But the government machinery keeps chugging along.
"What happens is our staff pulls together as a team," commission Chairwoman Nancy Robinson said last week. "During this period of time, I really don't have any major concerns. We have an excellent staff putting out 120 percent.
"We've seen this kind of teamwork before under these kinds of circumstances."
McIntosh left Tuesday under a cloud of controversy over gifts he accepted from local business leaders. He resigned and agreed not to sue the County Commission in exchange for a $65,000 settlement deal.
For now, McIntosh's second in command, Dick Radacky, is serving as interim county administrator.
On Tuesday, commissioners will discuss the next step: recruiting a permanent replacement.
"We'll look internally first, look local," Robinson said. "There are tremendous advantages when you have someone internally or locally. They hit the ground running if they are already part of the organization. We could have a demonstrated successful outcome like with the School Board bringing up Wendy Tellone."
Tellone, who worked as assistant superintendent to John Sanders, assumed Sanders' post after he resigned to take the superintendent's job in Lee County.
"To me, that would probably be the best way to go, to give staff the opportunity to go up the ladder," Robinson said.
Commissioner Diane Rowden also wants to look locally first.
"What I've heard from people is they would certainly appreciate it if the commissioners would see what kind of qualities we have within the county," Rowden said. "Unless we get out there and really actively look for that, you don't know."
Rowden and Radacky have clashed in the past, but soon after Radacky took over for McIntosh, they publicly buried the hatchet.
"I have confidence Dick and I can work well together," Rowden said. "I thought it was important for us to start out that way, for his sake, too. One thing I have to say in Dick's defense: No matter what things we might disagree on, he has always been forthcoming with communication. Anything he felt commissioners should know, he was always in your office, always letting you know. That's so important."
Although the 2002-03 budget process is just getting under way, Commissioner Chris Kingsley isn't too worried about the void left by McIntosh _ or former emergency management director Bill Appleby.
"A lot of work was already started under Paul and other directors, and Dick Radacky has been involved in the process," Kingsley said. "I'm comfortable with the situation."
Kingsley wants to keep the search for a new administrator in-house, possibly involving a committee of managers, employees and residents to review applicants.
Does Radacky want the top job for good? He's not saying.
"I'm not going to answer that because I don't know," he said Friday. "We're going to continue to move forward. I've got a good grasp of who's doing what and how to proceed with the issues."

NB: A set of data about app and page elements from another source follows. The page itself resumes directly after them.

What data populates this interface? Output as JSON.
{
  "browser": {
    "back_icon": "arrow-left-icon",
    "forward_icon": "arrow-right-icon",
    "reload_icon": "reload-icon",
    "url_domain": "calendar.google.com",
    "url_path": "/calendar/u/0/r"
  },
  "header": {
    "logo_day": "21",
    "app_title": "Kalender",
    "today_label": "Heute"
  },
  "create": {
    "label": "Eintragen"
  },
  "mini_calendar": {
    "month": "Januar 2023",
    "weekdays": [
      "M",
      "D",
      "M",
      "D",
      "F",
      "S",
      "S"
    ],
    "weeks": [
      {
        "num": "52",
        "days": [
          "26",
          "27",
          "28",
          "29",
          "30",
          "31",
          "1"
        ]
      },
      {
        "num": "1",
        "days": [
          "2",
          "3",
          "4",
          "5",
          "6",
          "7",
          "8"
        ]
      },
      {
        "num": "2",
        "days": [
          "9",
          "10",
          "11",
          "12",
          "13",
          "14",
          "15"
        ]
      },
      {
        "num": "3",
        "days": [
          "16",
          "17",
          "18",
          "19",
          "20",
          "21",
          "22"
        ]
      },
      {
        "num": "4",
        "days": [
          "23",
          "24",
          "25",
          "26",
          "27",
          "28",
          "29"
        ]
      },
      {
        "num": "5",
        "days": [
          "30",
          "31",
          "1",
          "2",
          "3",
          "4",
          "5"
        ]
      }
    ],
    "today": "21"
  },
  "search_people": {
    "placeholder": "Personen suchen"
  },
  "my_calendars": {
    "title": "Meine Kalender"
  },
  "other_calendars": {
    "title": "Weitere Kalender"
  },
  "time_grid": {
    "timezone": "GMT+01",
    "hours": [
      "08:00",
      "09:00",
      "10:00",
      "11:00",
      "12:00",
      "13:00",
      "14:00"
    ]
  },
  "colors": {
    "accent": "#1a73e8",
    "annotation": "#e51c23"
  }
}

As for replacing Appleby, who resigned after personnel problems fragmented his department, commissioners may simply opt to merge Emergency Management into the county's fire rescue service.
Right now, the department is being run by Assistant Fire Chief Danny Roberts.
"He may certainly show us that merging Emergency Management into fire service may be the best decision," Robinson said.
Currently, Roberts is working with other staffers on the department budgets and gathering information about the pros and cons of a merger, which will eventually be presented to commissioners.
He is happy with the situation in Emergency Management.
"I think things here are great. We're focusing as a team," Roberts said. "Morale is good. Things are getting done. We're back to business as usual."
Radacky concurred: "We're doing real good. It's been a very smooth week. The employees are glad this thing is over with so we can get back to work."